### YOUR GOAL
Scan the material below for the word "Details", then copy every line in which it appears.

--

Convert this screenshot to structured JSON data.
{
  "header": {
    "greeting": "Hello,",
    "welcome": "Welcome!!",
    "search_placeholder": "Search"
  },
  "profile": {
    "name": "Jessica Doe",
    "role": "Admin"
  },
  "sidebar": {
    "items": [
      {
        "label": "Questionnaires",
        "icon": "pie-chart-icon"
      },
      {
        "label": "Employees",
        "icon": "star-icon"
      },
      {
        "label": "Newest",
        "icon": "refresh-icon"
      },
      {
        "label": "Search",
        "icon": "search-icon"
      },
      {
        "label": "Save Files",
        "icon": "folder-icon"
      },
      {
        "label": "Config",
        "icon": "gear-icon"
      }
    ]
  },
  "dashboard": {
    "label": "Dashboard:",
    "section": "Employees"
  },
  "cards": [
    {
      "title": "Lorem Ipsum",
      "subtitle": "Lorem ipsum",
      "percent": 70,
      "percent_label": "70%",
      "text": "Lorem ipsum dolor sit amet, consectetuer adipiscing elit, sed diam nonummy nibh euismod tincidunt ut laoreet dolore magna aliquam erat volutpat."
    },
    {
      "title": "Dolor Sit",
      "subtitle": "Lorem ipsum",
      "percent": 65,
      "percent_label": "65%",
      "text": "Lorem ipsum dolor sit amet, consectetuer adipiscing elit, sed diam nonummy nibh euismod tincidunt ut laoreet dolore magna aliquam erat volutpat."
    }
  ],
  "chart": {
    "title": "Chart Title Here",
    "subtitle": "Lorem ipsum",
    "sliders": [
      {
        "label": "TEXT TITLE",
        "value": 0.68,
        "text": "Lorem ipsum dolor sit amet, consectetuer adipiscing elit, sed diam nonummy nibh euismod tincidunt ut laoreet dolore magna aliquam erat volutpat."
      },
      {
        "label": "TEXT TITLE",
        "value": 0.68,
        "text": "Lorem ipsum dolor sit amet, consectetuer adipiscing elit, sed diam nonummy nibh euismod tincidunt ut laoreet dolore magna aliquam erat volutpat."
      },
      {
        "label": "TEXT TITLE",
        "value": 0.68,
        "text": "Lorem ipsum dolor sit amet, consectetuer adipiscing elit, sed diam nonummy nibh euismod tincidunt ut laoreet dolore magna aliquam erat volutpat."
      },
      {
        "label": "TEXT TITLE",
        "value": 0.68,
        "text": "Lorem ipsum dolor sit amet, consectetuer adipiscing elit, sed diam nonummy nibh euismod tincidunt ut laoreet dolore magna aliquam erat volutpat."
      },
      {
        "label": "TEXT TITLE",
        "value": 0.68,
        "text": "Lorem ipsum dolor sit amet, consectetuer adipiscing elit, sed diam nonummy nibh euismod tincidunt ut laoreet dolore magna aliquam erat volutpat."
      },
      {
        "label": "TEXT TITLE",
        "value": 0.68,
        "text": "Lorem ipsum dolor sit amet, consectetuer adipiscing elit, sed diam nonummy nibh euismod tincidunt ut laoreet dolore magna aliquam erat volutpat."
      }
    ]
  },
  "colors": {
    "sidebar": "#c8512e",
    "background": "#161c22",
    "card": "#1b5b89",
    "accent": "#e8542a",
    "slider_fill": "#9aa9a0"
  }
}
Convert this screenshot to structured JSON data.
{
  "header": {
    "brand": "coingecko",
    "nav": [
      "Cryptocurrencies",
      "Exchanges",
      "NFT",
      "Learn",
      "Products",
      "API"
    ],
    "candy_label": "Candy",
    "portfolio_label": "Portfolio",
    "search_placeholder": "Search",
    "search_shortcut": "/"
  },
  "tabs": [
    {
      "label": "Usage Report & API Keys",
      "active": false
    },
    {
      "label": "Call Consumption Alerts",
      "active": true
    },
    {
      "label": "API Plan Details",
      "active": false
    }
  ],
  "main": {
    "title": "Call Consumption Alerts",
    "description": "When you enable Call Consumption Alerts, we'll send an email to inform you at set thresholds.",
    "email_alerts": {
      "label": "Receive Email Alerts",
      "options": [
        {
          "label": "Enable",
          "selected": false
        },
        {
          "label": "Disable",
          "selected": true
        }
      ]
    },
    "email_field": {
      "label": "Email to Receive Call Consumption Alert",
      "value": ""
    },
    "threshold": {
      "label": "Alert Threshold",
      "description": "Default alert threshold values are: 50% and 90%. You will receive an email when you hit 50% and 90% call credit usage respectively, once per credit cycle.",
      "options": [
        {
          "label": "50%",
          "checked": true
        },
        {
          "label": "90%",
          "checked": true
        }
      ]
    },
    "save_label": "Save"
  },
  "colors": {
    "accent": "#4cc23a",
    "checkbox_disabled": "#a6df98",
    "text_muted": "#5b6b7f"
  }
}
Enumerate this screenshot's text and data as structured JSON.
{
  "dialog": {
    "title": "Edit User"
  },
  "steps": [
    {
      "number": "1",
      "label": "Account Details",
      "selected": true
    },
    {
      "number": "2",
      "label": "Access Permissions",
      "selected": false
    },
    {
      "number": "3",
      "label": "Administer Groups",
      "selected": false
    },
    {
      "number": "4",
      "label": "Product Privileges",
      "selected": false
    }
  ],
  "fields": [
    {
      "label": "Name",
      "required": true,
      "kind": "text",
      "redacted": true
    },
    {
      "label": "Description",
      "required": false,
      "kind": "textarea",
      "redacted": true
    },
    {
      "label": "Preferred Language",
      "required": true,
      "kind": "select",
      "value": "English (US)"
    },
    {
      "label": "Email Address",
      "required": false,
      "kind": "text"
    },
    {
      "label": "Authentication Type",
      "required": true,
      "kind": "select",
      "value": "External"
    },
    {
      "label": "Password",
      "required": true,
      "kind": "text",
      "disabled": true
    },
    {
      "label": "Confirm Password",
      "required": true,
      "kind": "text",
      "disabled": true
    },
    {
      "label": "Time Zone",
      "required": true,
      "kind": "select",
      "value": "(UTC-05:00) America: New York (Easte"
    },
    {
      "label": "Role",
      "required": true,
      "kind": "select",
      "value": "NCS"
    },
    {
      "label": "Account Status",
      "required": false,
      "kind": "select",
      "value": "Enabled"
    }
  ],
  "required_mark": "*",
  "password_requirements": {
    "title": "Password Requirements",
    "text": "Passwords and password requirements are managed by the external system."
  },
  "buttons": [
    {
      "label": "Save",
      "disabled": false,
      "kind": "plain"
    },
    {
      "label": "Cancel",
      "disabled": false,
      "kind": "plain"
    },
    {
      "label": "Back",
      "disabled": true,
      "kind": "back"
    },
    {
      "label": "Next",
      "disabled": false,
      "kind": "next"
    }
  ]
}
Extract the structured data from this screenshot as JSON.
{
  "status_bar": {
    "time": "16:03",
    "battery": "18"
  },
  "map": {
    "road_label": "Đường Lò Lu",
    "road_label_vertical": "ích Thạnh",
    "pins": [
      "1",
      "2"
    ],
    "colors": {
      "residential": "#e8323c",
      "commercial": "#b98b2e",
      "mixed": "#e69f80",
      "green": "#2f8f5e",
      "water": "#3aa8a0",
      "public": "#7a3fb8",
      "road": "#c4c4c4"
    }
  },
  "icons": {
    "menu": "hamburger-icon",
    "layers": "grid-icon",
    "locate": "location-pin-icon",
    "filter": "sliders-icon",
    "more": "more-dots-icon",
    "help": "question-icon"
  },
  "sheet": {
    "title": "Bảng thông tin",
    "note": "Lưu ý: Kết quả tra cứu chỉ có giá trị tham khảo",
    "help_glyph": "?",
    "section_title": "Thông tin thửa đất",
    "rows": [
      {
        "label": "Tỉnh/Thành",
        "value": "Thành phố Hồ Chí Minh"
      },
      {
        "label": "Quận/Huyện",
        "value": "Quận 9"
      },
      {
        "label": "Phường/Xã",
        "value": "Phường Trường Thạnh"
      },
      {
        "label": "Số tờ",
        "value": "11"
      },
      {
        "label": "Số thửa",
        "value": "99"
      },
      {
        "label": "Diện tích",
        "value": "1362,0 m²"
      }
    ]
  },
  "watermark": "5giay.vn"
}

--

### WRITTEN RESPONSE
      "label": "API Plan Details",
      "label": "Account Details",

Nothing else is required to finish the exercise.